In more giant corporations, there are usually dedicated managers within each department who oversee the day-to-day operations. In smaller companies or in cases where there is only one employee (the owner), management of the company requires no specialized skills beyond those required by employees of any type.
The main tasks involved with administering a company include:
These tasks require good written and verbal communication skills and the ability to coordinate multiple ongoing projects.
Business administration can be divided into two parts:
1) Support Services: Support services are those that answer questions like “How do we get our products out the door?”
2) Strategic Planning: Strategic planning asks questions like “How do we grow our company ten years from now?”
Administration encompasses all of the tasks involved in running an organization effectively. This task includes filing paperwork with state and local governments about the nature of their business, hiring employees, developing procedures to ensure consistency among employees’ duties and responsibilities, monitoring the quality of products and services, managing the budget, etc.
Administration employs personnel in positions that range from accounting clerks to marketing personnel to human resource managers. A person engaged in administrative work may be called a coordinator or administrator (although not all administrators are coordinators), with variations in job description depending on the size of the company involved.
Define Business Acumen
Business Acumen is the ability to:
1. Recognize situations within and outside of your business that require a business decision.
2. Identify and assess relevant information about those situations so you can make well-informed decisions.
3. Evaluate options for addressing the situation in light of that information. The best option is selected under such circumstances primarily because it maximizes one or more critical outcomes important to your business or organization rather than because it makes someone feel good.
4. Execute the chosen course of action effectively and efficiently, primarily by leading others who need direction to accomplish their part in executing it; and monitoring and adjusting your approach as necessary in light of changing realities to ensure its excellence over time (its excellence over time means that you are continually enhancing the value of the decision itself. Each time you make a decision, there is an opportunity to learn from it and improve your ability to make future decisions).
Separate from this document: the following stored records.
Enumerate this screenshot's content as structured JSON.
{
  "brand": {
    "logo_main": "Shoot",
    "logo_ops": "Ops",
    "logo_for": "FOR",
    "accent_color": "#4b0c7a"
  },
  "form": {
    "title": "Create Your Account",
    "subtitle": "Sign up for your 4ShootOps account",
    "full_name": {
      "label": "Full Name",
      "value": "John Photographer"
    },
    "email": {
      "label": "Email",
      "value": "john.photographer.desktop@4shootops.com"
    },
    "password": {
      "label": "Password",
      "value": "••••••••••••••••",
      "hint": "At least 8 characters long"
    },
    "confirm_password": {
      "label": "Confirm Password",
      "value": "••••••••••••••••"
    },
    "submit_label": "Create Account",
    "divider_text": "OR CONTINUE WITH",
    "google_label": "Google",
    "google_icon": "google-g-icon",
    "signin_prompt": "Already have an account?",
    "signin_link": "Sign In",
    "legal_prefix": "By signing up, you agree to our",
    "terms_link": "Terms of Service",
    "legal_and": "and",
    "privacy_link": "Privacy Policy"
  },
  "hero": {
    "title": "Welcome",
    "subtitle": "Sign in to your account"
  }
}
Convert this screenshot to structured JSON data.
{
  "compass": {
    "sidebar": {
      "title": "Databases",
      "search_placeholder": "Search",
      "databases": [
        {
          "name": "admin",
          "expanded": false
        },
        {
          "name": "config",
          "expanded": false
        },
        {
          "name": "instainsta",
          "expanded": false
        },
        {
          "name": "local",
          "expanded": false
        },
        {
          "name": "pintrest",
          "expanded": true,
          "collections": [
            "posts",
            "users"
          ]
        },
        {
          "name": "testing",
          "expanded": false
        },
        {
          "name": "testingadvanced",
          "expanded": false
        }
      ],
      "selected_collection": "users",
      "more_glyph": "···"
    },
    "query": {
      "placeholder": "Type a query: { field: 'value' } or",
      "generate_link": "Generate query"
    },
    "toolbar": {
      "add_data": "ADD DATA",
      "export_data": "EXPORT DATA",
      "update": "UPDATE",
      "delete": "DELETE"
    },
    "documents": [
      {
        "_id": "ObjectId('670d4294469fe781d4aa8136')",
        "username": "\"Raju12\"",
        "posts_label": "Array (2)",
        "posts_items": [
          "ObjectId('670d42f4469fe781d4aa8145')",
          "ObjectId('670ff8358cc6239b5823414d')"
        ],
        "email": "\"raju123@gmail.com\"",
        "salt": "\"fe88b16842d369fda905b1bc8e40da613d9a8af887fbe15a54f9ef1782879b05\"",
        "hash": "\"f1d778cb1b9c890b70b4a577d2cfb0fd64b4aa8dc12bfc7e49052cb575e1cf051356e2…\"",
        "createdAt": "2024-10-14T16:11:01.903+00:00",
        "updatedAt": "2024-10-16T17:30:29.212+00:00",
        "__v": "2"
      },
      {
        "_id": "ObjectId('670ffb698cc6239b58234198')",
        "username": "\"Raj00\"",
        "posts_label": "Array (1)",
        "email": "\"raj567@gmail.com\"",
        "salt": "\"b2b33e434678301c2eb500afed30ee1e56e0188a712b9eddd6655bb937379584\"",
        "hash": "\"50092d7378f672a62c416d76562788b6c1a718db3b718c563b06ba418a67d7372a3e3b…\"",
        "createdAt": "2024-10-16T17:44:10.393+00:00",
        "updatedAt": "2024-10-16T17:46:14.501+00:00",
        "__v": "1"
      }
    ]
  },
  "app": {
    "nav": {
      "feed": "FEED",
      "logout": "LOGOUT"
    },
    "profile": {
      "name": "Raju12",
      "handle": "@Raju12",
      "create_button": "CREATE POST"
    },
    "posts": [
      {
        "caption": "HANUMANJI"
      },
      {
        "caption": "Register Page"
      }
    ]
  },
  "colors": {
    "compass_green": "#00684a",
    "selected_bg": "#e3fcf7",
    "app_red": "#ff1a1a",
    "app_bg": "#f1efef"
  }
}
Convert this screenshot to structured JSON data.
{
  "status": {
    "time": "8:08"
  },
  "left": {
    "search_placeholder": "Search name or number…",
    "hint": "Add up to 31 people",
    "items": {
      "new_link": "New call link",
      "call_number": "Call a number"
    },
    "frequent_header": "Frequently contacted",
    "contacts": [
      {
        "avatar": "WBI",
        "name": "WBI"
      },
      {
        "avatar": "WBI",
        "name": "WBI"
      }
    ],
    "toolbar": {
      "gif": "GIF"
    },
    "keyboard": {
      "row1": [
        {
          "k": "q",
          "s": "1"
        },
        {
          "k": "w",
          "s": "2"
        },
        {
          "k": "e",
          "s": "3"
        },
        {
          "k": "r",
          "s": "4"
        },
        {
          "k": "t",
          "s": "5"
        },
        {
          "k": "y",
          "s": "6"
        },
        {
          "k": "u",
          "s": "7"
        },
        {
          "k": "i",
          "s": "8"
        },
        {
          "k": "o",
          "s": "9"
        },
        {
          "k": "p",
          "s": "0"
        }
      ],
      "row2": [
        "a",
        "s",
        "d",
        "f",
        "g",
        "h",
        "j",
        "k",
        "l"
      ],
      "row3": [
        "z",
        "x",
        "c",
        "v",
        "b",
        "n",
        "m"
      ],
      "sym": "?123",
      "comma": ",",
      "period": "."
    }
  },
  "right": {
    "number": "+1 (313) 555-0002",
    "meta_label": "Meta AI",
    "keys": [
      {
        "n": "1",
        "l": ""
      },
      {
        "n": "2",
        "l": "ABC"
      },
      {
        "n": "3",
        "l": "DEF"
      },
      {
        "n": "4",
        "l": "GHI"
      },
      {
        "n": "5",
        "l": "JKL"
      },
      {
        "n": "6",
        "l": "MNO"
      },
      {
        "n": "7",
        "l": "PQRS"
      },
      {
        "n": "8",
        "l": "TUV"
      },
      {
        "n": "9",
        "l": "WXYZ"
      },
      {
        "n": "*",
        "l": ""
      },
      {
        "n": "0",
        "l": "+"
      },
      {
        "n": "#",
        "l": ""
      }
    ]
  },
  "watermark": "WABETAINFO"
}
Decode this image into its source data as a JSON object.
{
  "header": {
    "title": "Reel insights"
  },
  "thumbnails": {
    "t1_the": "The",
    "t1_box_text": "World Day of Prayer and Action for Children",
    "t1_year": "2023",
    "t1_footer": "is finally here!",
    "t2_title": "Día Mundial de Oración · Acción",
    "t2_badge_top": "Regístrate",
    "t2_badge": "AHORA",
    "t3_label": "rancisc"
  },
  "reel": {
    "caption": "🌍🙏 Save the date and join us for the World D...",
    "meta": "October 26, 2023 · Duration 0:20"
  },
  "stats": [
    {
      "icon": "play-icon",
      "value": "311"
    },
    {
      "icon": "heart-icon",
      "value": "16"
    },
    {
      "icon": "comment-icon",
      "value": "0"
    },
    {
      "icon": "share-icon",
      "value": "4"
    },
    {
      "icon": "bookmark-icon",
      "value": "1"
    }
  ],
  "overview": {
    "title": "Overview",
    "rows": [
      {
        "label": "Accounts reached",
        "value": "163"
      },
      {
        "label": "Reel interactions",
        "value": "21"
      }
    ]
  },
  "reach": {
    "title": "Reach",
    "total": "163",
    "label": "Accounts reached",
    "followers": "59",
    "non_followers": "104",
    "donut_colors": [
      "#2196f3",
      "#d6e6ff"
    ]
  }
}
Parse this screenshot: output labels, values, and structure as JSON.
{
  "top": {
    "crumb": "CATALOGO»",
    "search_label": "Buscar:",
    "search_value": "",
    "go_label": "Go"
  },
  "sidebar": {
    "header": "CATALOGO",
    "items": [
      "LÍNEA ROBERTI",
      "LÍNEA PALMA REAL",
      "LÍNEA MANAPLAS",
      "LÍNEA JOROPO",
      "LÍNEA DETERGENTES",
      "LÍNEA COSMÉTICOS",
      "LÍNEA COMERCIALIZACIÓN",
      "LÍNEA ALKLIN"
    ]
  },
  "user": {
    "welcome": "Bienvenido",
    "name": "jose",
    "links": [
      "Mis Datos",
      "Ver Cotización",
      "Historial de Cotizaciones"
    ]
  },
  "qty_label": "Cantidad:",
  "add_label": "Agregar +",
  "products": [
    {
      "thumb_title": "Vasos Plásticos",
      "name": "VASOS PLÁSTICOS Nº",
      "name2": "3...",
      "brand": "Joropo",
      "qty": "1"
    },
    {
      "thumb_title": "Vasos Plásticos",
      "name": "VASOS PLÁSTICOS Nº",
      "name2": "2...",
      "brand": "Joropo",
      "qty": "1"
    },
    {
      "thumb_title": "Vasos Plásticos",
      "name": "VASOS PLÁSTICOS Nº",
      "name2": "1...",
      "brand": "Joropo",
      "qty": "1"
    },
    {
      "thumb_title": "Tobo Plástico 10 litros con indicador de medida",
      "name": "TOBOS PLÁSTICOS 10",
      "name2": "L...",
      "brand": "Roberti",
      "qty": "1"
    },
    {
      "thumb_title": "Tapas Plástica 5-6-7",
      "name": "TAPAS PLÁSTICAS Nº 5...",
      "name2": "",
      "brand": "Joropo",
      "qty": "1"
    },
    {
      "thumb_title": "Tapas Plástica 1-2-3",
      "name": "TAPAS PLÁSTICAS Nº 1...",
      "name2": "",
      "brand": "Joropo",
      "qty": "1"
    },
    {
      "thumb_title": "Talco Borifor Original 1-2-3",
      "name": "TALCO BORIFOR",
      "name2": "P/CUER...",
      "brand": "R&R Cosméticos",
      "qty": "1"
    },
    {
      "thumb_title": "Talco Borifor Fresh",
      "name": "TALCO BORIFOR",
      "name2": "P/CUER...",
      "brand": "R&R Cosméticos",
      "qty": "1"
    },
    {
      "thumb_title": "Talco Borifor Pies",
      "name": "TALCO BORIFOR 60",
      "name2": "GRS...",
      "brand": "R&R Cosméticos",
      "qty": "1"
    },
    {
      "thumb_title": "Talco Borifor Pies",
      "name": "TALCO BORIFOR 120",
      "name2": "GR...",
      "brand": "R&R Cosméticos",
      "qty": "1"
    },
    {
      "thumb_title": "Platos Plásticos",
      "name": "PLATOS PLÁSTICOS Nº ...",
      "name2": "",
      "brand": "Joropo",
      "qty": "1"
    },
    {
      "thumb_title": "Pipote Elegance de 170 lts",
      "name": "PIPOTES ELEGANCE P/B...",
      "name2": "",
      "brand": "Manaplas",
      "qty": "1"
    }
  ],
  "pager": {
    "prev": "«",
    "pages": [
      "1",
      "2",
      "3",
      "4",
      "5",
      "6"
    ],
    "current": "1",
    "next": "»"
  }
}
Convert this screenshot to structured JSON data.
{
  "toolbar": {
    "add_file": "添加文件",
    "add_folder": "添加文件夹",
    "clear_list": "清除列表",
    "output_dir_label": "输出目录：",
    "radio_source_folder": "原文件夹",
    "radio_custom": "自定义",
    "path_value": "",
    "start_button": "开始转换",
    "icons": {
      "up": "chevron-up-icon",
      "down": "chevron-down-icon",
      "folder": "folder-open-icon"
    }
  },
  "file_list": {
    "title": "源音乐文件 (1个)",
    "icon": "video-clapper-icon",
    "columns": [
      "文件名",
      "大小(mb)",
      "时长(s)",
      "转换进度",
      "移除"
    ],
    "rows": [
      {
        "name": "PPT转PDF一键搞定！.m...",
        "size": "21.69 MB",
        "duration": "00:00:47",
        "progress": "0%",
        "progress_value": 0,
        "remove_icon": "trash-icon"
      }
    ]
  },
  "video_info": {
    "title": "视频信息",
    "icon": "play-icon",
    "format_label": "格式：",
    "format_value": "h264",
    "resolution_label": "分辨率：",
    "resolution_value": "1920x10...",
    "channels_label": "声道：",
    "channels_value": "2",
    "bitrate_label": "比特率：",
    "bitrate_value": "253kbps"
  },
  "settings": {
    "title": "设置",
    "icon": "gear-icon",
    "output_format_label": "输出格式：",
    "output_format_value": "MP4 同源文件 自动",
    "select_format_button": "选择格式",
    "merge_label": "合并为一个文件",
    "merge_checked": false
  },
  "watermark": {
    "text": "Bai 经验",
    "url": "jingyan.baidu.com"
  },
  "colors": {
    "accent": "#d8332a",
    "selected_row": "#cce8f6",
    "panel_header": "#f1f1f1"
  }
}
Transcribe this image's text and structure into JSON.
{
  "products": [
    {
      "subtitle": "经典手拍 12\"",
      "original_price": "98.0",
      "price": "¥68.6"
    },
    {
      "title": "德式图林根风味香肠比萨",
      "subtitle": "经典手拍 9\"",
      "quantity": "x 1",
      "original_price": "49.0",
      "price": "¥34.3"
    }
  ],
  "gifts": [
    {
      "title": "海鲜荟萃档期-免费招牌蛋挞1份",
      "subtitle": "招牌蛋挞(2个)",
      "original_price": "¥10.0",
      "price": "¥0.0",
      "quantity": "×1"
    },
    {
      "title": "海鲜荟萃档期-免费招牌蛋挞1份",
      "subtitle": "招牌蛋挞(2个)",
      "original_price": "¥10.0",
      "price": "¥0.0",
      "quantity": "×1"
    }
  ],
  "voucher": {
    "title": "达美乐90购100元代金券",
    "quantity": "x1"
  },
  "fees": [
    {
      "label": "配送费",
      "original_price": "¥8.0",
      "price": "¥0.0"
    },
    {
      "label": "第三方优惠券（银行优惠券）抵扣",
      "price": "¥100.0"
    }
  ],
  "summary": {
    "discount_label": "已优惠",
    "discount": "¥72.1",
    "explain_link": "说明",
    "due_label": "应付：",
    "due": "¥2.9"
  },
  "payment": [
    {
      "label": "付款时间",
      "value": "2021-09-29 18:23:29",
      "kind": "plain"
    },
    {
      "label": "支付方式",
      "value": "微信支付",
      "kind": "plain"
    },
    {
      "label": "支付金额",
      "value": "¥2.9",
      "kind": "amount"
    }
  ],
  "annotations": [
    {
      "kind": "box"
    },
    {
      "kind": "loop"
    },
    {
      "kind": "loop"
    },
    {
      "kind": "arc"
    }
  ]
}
Business Acumen is primarily about making effective business decisions. Making effective business decisions requires knowledge, skills, mental models (organizing frameworks for how we understand reality), habits of mind (the ongoing cognitive processes by which people frame situations in particular ways), values (desirable goals held by an individual or group), vision (seeing what others do not see and acting on what they overlook) and leadership (the capacity and willingness to guide and inspire others, so they contribute as much as possible toward achieving shared outcomes).
Business Acumen can be developed through:
b) Training and
Business Acumen can be applied to many different types of decisions, including:
1. Decisions about how to maximize the value created by your business (be it greater short-term or long-term profits or other values important to your business);
2. Decisions about how best to organize and lead your business (including leadership of teams and individuals, managing for excellence, and making difficult choices;
3. Decisions that affect people’s lives outside your organization (customers, suppliers, communities, etc.).